--- START ---
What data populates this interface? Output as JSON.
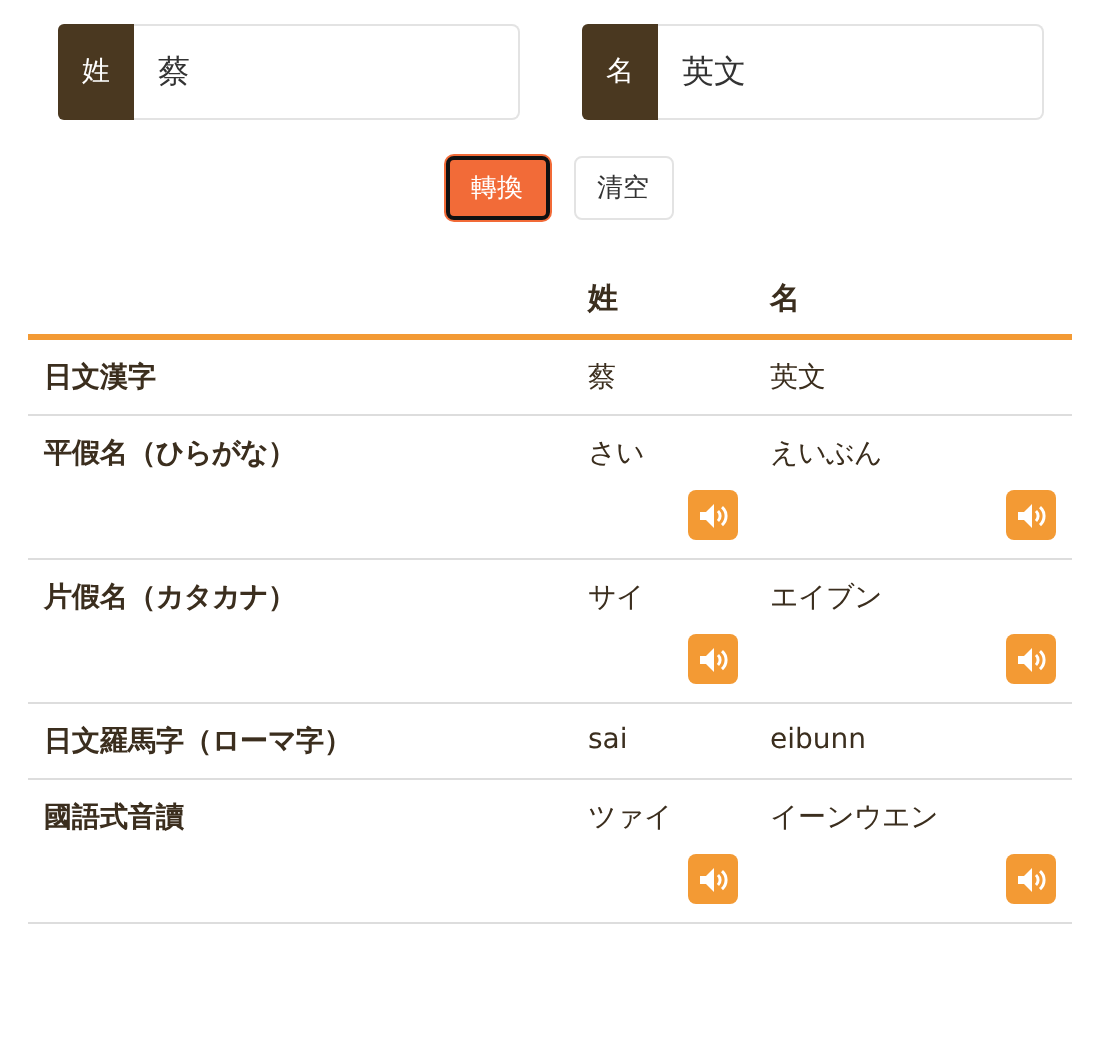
{
  "fields": [
    {
      "label": "姓",
      "value": "蔡"
    },
    {
      "label": "名",
      "value": "英文"
    }
  ],
  "buttons": [
    {
      "label": "轉換",
      "kind": "primary",
      "focused": true
    },
    {
      "label": "清空",
      "kind": "plain",
      "focused": false
    }
  ],
  "table": {
    "columns": [
      "姓",
      "名"
    ],
    "rows": [
      {
        "label": "日文漢字",
        "sei": "蔡",
        "mei": "英文",
        "audio": false
      },
      {
        "label": "平假名（ひらがな）",
        "sei": "さい",
        "mei": "えいぶん",
        "audio": true
      },
      {
        "label": "片假名（カタカナ）",
        "sei": "サイ",
        "mei": "エイブン",
        "audio": true
      },
      {
        "label": "日文羅馬字（ローマ字）",
        "sei": "sai",
        "mei": "eibunn",
        "audio": false
      },
      {
        "label": "國語式音讀",
        "sei": "ツァイ",
        "mei": "イーンウエン",
        "audio": true
      }
    ]
  }
}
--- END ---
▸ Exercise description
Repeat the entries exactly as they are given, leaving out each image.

▸ Answer below
What data populates this interface? Output as JSON.
{
  "fields": [
    {
      "label": "姓",
      "value": "蔡"
    },
    {
      "label": "名",
      "value": "英文"
    }
  ],
  "buttons": [
    {
      "label": "轉換",
      "kind": "primary",
      "focused": true
    },
    {
      "label": "清空",
      "kind": "plain",
      "focused": false
    }
  ],
  "table": {
    "columns": [
      "姓",
      "名"
    ],
    "rows": [
      {
        "label": "日文漢字",
        "sei": "蔡",
        "mei": "英文",
        "audio": false
      },
      {
        "label": "平假名（ひらがな）",
        "sei": "さい",
        "mei": "えいぶん",
        "audio": true
      },
      {
        "label": "片假名（カタカナ）",
        "sei": "サイ",
        "mei": "エイブン",
        "audio": true
      },
      {
        "label": "日文羅馬字（ローマ字）",
        "sei": "sai",
        "mei": "eibunn",
        "audio": false
      },
      {
        "label": "國語式音讀",
        "sei": "ツァイ",
        "mei": "イーンウエン",
        "audio": true
      }
    ]
  }
}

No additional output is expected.